However, perhaps I’m being too skeptical and critical. I did enjoy the series in the first place for a reason and I can’t abandon the ship just because the premiere is busy and scatter-brained. HBO premieres tend to do more table-setting and world-building than other series and in that sense, I can give “Bad Blood” a little more credit. Moreover, complaining about the things that bother me about the series is a completely useless exercise at this point. I am not the target audience member for True Blood, nor will I ever be and although I know and expect the series to be something more than campy, slash-fiction-come-to-life, fun, it doesn’t have to be to keep its audience. Alan Ball has figured out that he’d rather tell the story in this way than with subtly and I’m sure his bank account is better off because of it.

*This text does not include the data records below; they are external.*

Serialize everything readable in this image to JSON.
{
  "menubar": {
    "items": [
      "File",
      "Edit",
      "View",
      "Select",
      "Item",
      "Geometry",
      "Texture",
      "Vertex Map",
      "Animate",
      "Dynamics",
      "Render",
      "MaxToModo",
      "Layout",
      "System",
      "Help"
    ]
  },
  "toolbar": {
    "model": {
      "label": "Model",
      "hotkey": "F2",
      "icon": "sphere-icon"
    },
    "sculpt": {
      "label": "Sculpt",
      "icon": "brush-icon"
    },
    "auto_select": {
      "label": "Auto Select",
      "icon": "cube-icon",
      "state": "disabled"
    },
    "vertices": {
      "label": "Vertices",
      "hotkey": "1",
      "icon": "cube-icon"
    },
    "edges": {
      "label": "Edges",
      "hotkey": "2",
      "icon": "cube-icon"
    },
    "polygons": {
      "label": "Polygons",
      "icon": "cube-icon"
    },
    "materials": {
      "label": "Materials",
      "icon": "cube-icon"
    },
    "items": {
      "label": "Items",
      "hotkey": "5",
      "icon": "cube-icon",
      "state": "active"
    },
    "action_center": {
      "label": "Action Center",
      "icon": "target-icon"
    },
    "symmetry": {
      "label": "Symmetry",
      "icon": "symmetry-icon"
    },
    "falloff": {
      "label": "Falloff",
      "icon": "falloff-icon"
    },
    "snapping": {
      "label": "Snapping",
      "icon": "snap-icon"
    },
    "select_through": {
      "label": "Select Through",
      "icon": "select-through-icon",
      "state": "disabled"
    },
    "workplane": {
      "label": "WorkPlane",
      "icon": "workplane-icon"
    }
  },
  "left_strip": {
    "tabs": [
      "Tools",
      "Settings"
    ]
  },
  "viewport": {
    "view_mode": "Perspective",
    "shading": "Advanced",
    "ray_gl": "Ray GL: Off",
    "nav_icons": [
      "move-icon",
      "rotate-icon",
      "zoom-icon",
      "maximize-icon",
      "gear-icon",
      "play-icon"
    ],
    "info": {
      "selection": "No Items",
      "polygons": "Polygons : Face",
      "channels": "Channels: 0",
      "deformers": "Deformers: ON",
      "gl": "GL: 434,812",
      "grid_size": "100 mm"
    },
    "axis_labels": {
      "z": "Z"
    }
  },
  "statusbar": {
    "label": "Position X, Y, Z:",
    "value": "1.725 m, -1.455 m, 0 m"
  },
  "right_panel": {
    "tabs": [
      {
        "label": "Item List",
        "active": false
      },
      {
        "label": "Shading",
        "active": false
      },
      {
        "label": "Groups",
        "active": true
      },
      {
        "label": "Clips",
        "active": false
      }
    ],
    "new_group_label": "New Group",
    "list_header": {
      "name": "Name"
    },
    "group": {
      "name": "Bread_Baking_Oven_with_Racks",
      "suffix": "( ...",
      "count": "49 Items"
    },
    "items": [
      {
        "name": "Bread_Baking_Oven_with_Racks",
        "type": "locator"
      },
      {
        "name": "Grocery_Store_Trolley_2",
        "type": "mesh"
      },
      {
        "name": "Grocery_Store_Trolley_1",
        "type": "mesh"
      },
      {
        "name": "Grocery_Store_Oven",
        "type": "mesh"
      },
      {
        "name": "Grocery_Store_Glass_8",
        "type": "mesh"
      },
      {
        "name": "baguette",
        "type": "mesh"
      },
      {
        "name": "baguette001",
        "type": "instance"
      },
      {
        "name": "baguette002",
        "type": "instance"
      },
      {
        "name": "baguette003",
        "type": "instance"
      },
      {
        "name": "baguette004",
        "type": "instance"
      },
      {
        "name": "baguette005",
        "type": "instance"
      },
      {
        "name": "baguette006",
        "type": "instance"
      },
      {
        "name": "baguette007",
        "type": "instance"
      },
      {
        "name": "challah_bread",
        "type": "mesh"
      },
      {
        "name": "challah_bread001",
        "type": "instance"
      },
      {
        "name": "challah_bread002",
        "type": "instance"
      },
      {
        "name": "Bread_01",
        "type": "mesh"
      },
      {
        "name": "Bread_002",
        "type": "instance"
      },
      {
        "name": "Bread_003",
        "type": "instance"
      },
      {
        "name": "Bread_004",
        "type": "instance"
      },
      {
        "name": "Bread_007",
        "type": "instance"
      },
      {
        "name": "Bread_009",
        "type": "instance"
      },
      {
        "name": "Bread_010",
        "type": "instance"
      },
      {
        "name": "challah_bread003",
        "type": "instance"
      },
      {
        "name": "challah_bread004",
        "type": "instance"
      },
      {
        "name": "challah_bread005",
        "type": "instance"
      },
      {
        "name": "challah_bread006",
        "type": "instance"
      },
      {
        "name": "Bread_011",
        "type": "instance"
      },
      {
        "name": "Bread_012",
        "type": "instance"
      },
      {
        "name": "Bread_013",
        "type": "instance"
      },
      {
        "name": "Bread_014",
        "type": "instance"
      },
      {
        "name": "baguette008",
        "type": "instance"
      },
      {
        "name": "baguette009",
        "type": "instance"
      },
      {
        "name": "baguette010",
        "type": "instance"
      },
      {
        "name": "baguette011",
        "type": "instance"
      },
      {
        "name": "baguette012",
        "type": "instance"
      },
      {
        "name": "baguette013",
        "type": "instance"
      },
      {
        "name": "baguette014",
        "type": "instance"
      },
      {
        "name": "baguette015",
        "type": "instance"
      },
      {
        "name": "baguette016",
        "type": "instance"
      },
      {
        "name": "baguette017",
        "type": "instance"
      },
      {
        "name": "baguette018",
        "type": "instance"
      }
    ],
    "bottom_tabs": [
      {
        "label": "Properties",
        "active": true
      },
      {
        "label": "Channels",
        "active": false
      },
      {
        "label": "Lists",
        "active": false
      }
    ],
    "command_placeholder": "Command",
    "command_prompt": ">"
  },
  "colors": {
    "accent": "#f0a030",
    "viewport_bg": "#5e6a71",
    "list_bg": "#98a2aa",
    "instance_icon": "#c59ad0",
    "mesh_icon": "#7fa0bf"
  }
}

Nevertheless, the episode sets up a lot for the season to come, but doesn’t attempt to explain a whole lot of anything. There are werewolves now who kidnapped Bill…for some reason. Sam is still off looking for his family…who are somewhere. Tara still sucks. Jason is still awesome, despite dealing with murdering Eggs. And Jessica and Lafayette are still the best part of the series.
Anyway, let’s do some bullet points! I haven’t done those in a while.
Here’s what I did like about “Bad Blood”:
- Bill is a much better character when not penned down by Sookie. That’s not a referendum on Sookie as a character or an approval of another relationship for her. Just sayin’.
- I do like how the series’ universe is slowly expanding — at least geographically. Sam’s search for his family is taking him to Arkansas and hopefully that location brings something interesting to the table like the circumstances in Dallas.
- Andy’s plan for Jason was smart and funny. The two of them continue to be a great pair.
- Though he’ll continue to be used mostly in ways that don’t appeal to me, I still like Eric and am glad that he’ll be more central to the story this go around.
And the not so good things:
- Tara. Ugh. At least the series is consistent in its inability to make her likable or interesting. I get that she’d be upset over Eggs’ death, but to blame it on everyone else, people who just saved her life less than 24 hours earlier, is just childish and annoying. Then she tried to kill herself. Great.
- Honestly, Sookie doesn’t seem as worried as I thought she’d be. Actually, it’s not necessarily that, but the episode spends so much time with other characters that the seven minutes dedicated to the main character looking for her primary love interest seem less weighty.
- I don’t mind delving into the politics of the vampire power structure, but neither Evan Rachel Wood or her character really do it for me — unless she’s playing Yahtzee — and I’m certainly over the whole selling V.
- Like I said, the need to set up so many new stories — werewolves, Bill’s journey, Eric helping Sookie, Sam’s search, etc. — means that none of them were fully serviced. I wonder if characters will morph in and out of the story more this year because they’re all so disjointed from one another. And by wonder, I mean hope because I don’t want 11 more episodes of shorted stories that don’t satisfy within the context of an individual episode.
Your thoughts on the premiere?